EXERCISE >>
Please set down the listing exactly, from the first line to the last.

SUPPLIED MATERIAL >>
★ ★ ★
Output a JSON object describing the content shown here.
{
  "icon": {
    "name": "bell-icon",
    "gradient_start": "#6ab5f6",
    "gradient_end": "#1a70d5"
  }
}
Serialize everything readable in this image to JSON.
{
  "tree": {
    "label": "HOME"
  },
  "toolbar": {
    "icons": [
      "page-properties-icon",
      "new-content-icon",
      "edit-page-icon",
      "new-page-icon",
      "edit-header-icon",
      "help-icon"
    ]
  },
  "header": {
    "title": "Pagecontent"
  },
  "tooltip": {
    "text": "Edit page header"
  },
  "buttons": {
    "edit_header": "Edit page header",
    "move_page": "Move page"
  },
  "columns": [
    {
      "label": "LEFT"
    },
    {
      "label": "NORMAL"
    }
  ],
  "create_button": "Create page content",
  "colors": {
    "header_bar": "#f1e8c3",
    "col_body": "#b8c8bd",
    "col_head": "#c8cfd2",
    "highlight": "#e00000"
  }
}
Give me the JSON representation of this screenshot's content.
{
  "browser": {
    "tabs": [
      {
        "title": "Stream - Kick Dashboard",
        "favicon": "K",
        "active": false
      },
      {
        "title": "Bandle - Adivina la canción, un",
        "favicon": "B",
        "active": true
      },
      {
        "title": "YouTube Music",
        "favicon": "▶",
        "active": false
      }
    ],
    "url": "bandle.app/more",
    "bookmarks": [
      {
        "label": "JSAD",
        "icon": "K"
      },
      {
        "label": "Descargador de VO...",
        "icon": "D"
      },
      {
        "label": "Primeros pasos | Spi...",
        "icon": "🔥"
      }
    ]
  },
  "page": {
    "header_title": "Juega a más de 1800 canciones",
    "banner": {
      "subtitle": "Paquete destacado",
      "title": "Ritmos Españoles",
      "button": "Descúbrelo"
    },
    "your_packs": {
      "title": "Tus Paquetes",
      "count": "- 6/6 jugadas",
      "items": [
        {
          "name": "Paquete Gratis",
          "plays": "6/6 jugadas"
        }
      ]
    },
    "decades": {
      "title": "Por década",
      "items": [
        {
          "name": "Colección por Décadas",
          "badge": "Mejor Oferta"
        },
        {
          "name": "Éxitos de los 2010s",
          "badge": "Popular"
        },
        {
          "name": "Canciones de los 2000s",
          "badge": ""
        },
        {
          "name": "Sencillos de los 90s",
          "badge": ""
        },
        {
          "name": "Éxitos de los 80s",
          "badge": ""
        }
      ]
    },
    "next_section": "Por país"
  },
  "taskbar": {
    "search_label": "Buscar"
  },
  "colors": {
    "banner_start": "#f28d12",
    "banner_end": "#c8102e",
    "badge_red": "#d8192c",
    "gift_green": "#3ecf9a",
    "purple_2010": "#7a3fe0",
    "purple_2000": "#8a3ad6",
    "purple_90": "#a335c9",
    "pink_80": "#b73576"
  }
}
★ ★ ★
SOLUTION TO THE PROBLEM >>
Output a JSON object describing the content shown here.
{
  "icon": {
    "name": "bell-icon",
    "gradient_start": "#6ab5f6",
    "gradient_end": "#1a70d5"
  }
}
Serialize everything readable in this image to JSON.
{
  "tree": {
    "label": "HOME"
  },
  "toolbar": {
    "icons": [
      "page-properties-icon",
      "new-content-icon",
      "edit-page-icon",
      "new-page-icon",
      "edit-header-icon",
      "help-icon"
    ]
  },
  "header": {
    "title": "Pagecontent"
  },
  "tooltip": {
    "text": "Edit page header"
  },
  "buttons": {
    "edit_header": "Edit page header",
    "move_page": "Move page"
  },
  "columns": [
    {
      "label": "LEFT"
    },
    {
      "label": "NORMAL"
    }
  ],
  "create_button": "Create page content",
  "colors": {
    "header_bar": "#f1e8c3",
    "col_body": "#b8c8bd",
    "col_head": "#c8cfd2",
    "highlight": "#e00000"
  }
}
Give me the JSON representation of this screenshot's content.
{
  "browser": {
    "tabs": [
      {
        "title": "Stream - Kick Dashboard",
        "favicon": "K",
        "active": false
      },
      {
        "title": "Bandle - Adivina la canción, un",
        "favicon": "B",
        "active": true
      },
      {
        "title": "YouTube Music",
        "favicon": "▶",
        "active": false
      }
    ],
    "url": "bandle.app/more",
    "bookmarks": [
      {
        "label": "JSAD",
        "icon": "K"
      },
      {
        "label": "Descargador de VO...",
        "icon": "D"
      },
      {
        "label": "Primeros pasos | Spi...",
        "icon": "🔥"
      }
    ]
  },
  "page": {
    "header_title": "Juega a más de 1800 canciones",
    "banner": {
      "subtitle": "Paquete destacado",
      "title": "Ritmos Españoles",
      "button": "Descúbrelo"
    },
    "your_packs": {
      "title": "Tus Paquetes",
      "count": "- 6/6 jugadas",
      "items": [
        {
          "name": "Paquete Gratis",
          "plays": "6/6 jugadas"
        }
      ]
    },
    "decades": {
      "title": "Por década",
      "items": [
        {
          "name": "Colección por Décadas",
          "badge": "Mejor Oferta"
        },
        {
          "name": "Éxitos de los 2010s",
          "badge": "Popular"
        },
        {
          "name": "Canciones de los 2000s",
          "badge": ""
        },
        {
          "name": "Sencillos de los 90s",
          "badge": ""
        },
        {
          "name": "Éxitos de los 80s",
          "badge": ""
        }
      ]
    },
    "next_section": "Por país"
  },
  "taskbar": {
    "search_label": "Buscar"
  },
  "colors": {
    "banner_start": "#f28d12",
    "banner_end": "#c8102e",
    "badge_red": "#d8192c",
    "gift_green": "#3ecf9a",
    "purple_2010": "#7a3fe0",
    "purple_2000": "#8a3ad6",
    "purple_90": "#a335c9",
    "pink_80": "#b73576"
  }
}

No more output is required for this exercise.